Suppose New Zealand signs on to the TPPA, and then a foreign coal company comes here, lured by the current Government’s support for mining and lack of any effective price on carbon.

Then suppose there’s a change of Government, and the new Government wants to regulate mining more tightly and make fossil fuel companies pay for their real costs of their actions. They might tighten environmental and health regulations so that the foreign coal company has to pay for damage it causes to the local environment and to workers’ and residents’ health, or start making the company pay for the greenhouse gas emissions it is responsible for.

Either of those measures would reduce the foreign coal company’s profits. Under a TPPA, the company could then sue the New Zealand government in an international court of arbitration over which New Zealand has no control.

This has happened with other similar investment agreements – for example, Oceana Gold, the company which operates Macraes Mine among others in New Zealand, is suing the Government of El Salvador over its refusal to issue a mining permit.

Even more than the actual cases, corporations use the threat of such suits to prevent Governments imposing tighter environmental regulations or carbon charges.

There are a whole lot of other reasons why it would be a terrible idea for New Zealand to sign on to a TPPA. You can give the Government that message loud and clear this Saturday 8  November – check out the event details below, or download this flyer with all the details.

Events, with links: 

Auckland  (1:00 pm at Aotea Square): speakers include Robyn Malcolm (Actors Equity), Bunny McDiarmid (Greenpeace), Dayle Takitimu (lawyer, Whanau-a-Apanui), Brian Mannering (Medical Students Association), with music from Don McGlashan, Moana Maniapoto, and Roger Fowler.

 Hamilton (1:00 pm at Garden Place). TBA

Raglan (10:00 am Raglan Jetty at the end of Bow Street). Speeches and live music from Cornerstone Roots.

Tauranga  (1:00pm at Red Square).

Rotorua (1:00pm at Kuirau Park Courts): speakers include Te Ururoa Flavell (Maori Party), Fletcher Tabuteau (NZ First), Annette Sykes (Mana Party), Potaua Baisiny-Tule (, Catherine Delahunty (Green Party) and Chanz Mikaere.

Gisborne (1:00 pm at Derby Street)
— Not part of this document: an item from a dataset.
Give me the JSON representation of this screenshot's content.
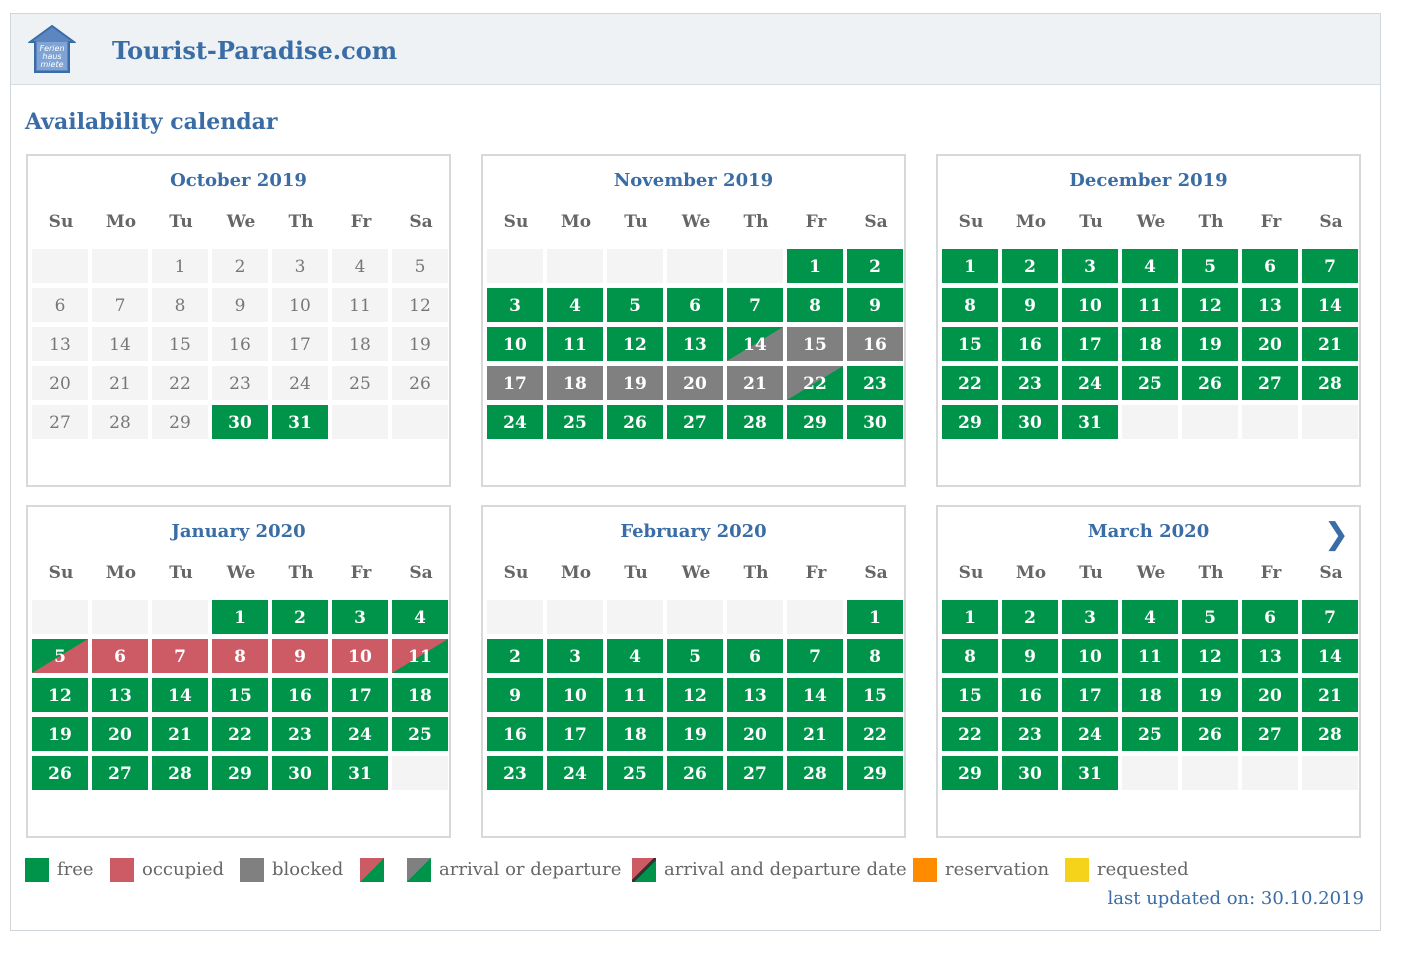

Napier  (1:00pm at Napier Council Steps on 231 Hastings Rd): Speakers and music by Ngatai Huata, march through town.

New Plymouth  (1:00pm at Puke Ariki)
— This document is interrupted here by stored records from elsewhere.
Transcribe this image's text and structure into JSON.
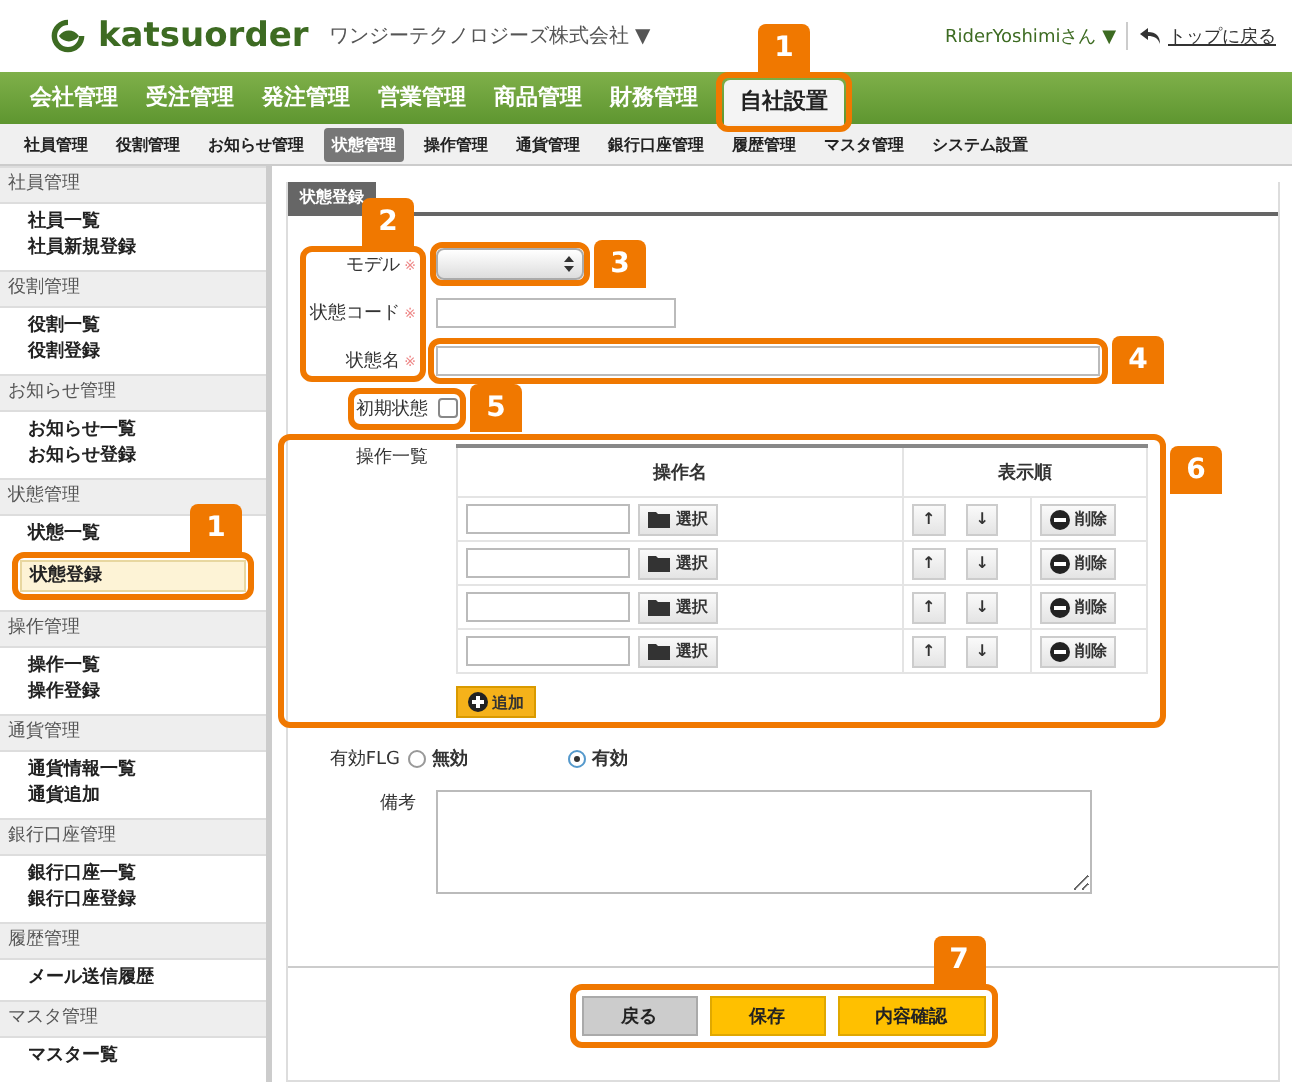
{
  "header": {
    "logo": "katsuorder",
    "company": "ワンジーテクノロジーズ株式会社 ▼",
    "user": "RiderYoshimiさん ▼",
    "top_link": "トップに戻る"
  },
  "nav": [
    {
      "label": "会社管理",
      "selected": false
    },
    {
      "label": "受注管理",
      "selected": false
    },
    {
      "label": "発注管理",
      "selected": false
    },
    {
      "label": "営業管理",
      "selected": false
    },
    {
      "label": "商品管理",
      "selected": false
    },
    {
      "label": "財務管理",
      "selected": false
    },
    {
      "label": "自社設置",
      "selected": true
    }
  ],
  "subnav": [
    {
      "label": "社員管理",
      "selected": false
    },
    {
      "label": "役割管理",
      "selected": false
    },
    {
      "label": "お知らせ管理",
      "selected": false
    },
    {
      "label": "状態管理",
      "selected": true
    },
    {
      "label": "操作管理",
      "selected": false
    },
    {
      "label": "通貨管理",
      "selected": false
    },
    {
      "label": "銀行口座管理",
      "selected": false
    },
    {
      "label": "履歴管理",
      "selected": false
    },
    {
      "label": "マスタ管理",
      "selected": false
    },
    {
      "label": "システム設置",
      "selected": false
    }
  ],
  "sidebar": [
    {
      "heading": "社員管理",
      "items": [
        {
          "label": "社員一覧",
          "selected": false
        },
        {
          "label": "社員新規登録",
          "selected": false
        }
      ]
    },
    {
      "heading": "役割管理",
      "items": [
        {
          "label": "役割一覧",
          "selected": false
        },
        {
          "label": "役割登録",
          "selected": false
        }
      ]
    },
    {
      "heading": "お知らせ管理",
      "items": [
        {
          "label": "お知らせ一覧",
          "selected": false
        },
        {
          "label": "お知らせ登録",
          "selected": false
        }
      ]
    },
    {
      "heading": "状態管理",
      "items": [
        {
          "label": "状態一覧",
          "selected": false
        },
        {
          "label": "状態登録",
          "selected": true
        }
      ]
    },
    {
      "heading": "操作管理",
      "items": [
        {
          "label": "操作一覧",
          "selected": false
        },
        {
          "label": "操作登録",
          "selected": false
        }
      ]
    },
    {
      "heading": "通貨管理",
      "items": [
        {
          "label": "通貨情報一覧",
          "selected": false
        },
        {
          "label": "通貨追加",
          "selected": false
        }
      ]
    },
    {
      "heading": "銀行口座管理",
      "items": [
        {
          "label": "銀行口座一覧",
          "selected": false
        },
        {
          "label": "銀行口座登録",
          "selected": false
        }
      ]
    },
    {
      "heading": "履歴管理",
      "items": [
        {
          "label": "メール送信履歴",
          "selected": false
        }
      ]
    },
    {
      "heading": "マスタ管理",
      "items": [
        {
          "label": "マスター覧",
          "selected": false
        }
      ]
    }
  ],
  "form": {
    "tab": "状態登録",
    "fields": [
      {
        "label": "モデル",
        "required_mark": "※",
        "kind": "select"
      },
      {
        "label": "状態コード",
        "required_mark": "※",
        "kind": "short"
      },
      {
        "label": "状態名",
        "required_mark": "※",
        "kind": "wide"
      }
    ],
    "initial_state": {
      "label": "初期状態",
      "checked": false
    },
    "operations": {
      "label": "操作一覧",
      "columns": [
        "操作名",
        "表示順"
      ],
      "rows": [
        {
          "select": "選択",
          "up": "↑",
          "down": "↓",
          "delete": "削除"
        },
        {
          "select": "選択",
          "up": "↑",
          "down": "↓",
          "delete": "削除"
        },
        {
          "select": "選択",
          "up": "↑",
          "down": "↓",
          "delete": "削除"
        },
        {
          "select": "選択",
          "up": "↑",
          "down": "↓",
          "delete": "削除"
        }
      ],
      "add": "追加"
    },
    "enabled": {
      "label": "有効FLG",
      "options": [
        {
          "label": "無効",
          "selected": false
        },
        {
          "label": "有効",
          "selected": true
        }
      ]
    },
    "notes": {
      "label": "備考"
    }
  },
  "buttons": [
    {
      "label": "戻る",
      "kind": "secondary"
    },
    {
      "label": "保存",
      "kind": "primary"
    },
    {
      "label": "内容確認",
      "kind": "primary"
    }
  ],
  "callouts": [
    {
      "number": "1"
    },
    {
      "number": "1"
    },
    {
      "number": "2"
    },
    {
      "number": "3"
    },
    {
      "number": "4"
    },
    {
      "number": "5"
    },
    {
      "number": "6"
    },
    {
      "number": "7"
    }
  ]
}
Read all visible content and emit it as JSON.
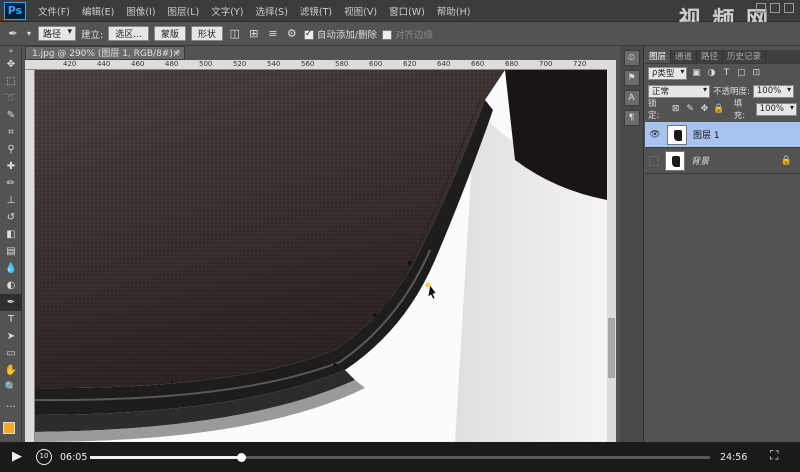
{
  "app": {
    "logo": "Ps",
    "menu": [
      "文件(F)",
      "编辑(E)",
      "图像(I)",
      "图层(L)",
      "文字(Y)",
      "选择(S)",
      "滤镜(T)",
      "视图(V)",
      "窗口(W)",
      "帮助(H)"
    ],
    "watermark": "视 频 网"
  },
  "options": {
    "mode_select": "路径",
    "make_label": "建立:",
    "selection_btn": "选区...",
    "mask_btn": "蒙版",
    "shape_btn": "形状",
    "auto_add_delete": "自动添加/删除",
    "align_edges": "对齐边缘"
  },
  "document": {
    "tab_title": "1.jpg @ 290% (图层 1, RGB/8#) *",
    "tab_close": "×",
    "ruler_ticks": [
      "420",
      "440",
      "460",
      "480",
      "500",
      "520",
      "540",
      "560",
      "580",
      "600",
      "620",
      "640",
      "660",
      "680",
      "700",
      "720"
    ]
  },
  "layers": {
    "tabs": [
      "图层",
      "通道",
      "路径",
      "历史记录"
    ],
    "filter_kind": "类型",
    "blend_mode": "正常",
    "opacity_label": "不透明度:",
    "opacity_value": "100%",
    "lock_label": "锁定:",
    "fill_label": "填充:",
    "fill_value": "100%",
    "items": [
      {
        "name": "图层 1",
        "visible": true,
        "selected": true
      },
      {
        "name": "背景",
        "visible": false,
        "locked": true
      }
    ]
  },
  "video": {
    "current_time": "06:05",
    "total_time": "24:56",
    "replay_label": "10",
    "progress": 0.244
  },
  "colors": {
    "foreground": "#f7a823",
    "background": "#ffffff",
    "selected_layer": "#a8c4ee"
  }
}
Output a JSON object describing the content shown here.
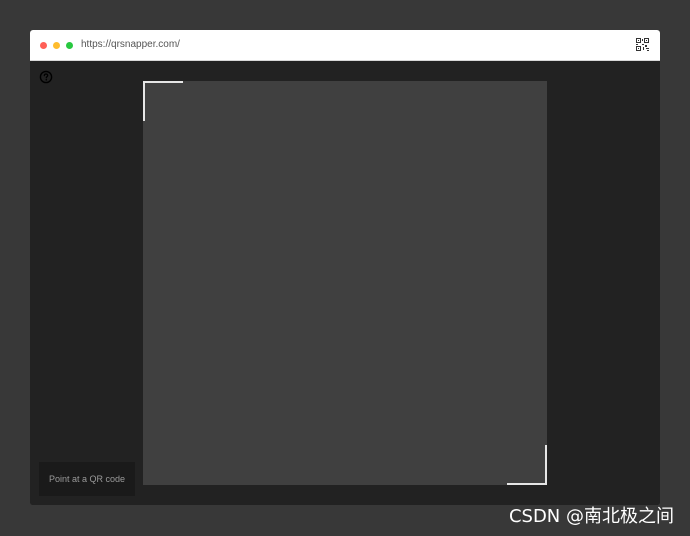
{
  "browser": {
    "url": "https://qrsnapper.com/",
    "icons": {
      "close": "close-dot",
      "minimize": "minimize-dot",
      "maximize": "maximize-dot",
      "qr": "qr-code-icon"
    }
  },
  "scanner": {
    "help_icon": "help-circle-icon",
    "hint": "Point at a QR code"
  },
  "watermark": "CSDN @南北极之间",
  "colors": {
    "page_bg": "#383838",
    "app_bg": "#222222",
    "viewfinder_bg": "#404040",
    "frame_corner": "#e6e6e6"
  }
}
Palmerston North (1:00pm at PN Square, opposite the library) Speakers: Dr. Thomas Owen, Dr Rachel Keedwell (Horizons RC), Assoc Prof Jeff Sluker (Massey), Sarah Roberts (Greens), Darroch Ball (ex-NZ First), Jill White (ex-MP, Councillor and Mayor), Bruce Wilson (ex-Councillor), Lew Findlay (PNCC), Tangi Utikere (PNCC), Teanau Tuiono & Te Ao Pritchard (Palmy Panthers) and Sue Pugmire (organiser extraordinaire). Funeral theme symbolizing the death of democracy, dress-up optional!

 Levin (11:00am at Te Takere Library/Community Centre) A morning of community engagement at the Community Centre with speakers, music, film and info packs.

Wellington  (1:00pm at Cuba Street Bucket Fountain) A family friendly march to the Civic Square for speeches and music, with a focus on local government and communities as well as broader national concerns. Speakers include Sandra Grey (MC), Todd Rippon (Actors Equity), Greg Rzenosweicki (Renewables), Sue Kedgley (GWR Councillor), Gay Keating (OraTaiao: NZ Climate & Health Council)

Nelson (1:00pm at Millers Acre i-SITE): Speakers include Graeme O’Brien, Rachel Boyack (FIRST Union) and others.

Christchurch  (1:00pm at Shands Crescent Reserve) March to Hagley Park where we’ll stay until 4pm with live music, speeches, kids entertainment, food stalls and a learning space where people can find out more about what’s at stake.

Timaru  (1:00pm at Bay Hill Piazza) TBA

 Dunedin  (1:00pm at the Dental school for a march along George Street and then rally in the Octagon): Speakers include Metiria Turei (Green Party), Aaron Hawkins (Councillor) and Bob Lloyd (University of Otago).

Invercargill (1:00pm at Wachner Place).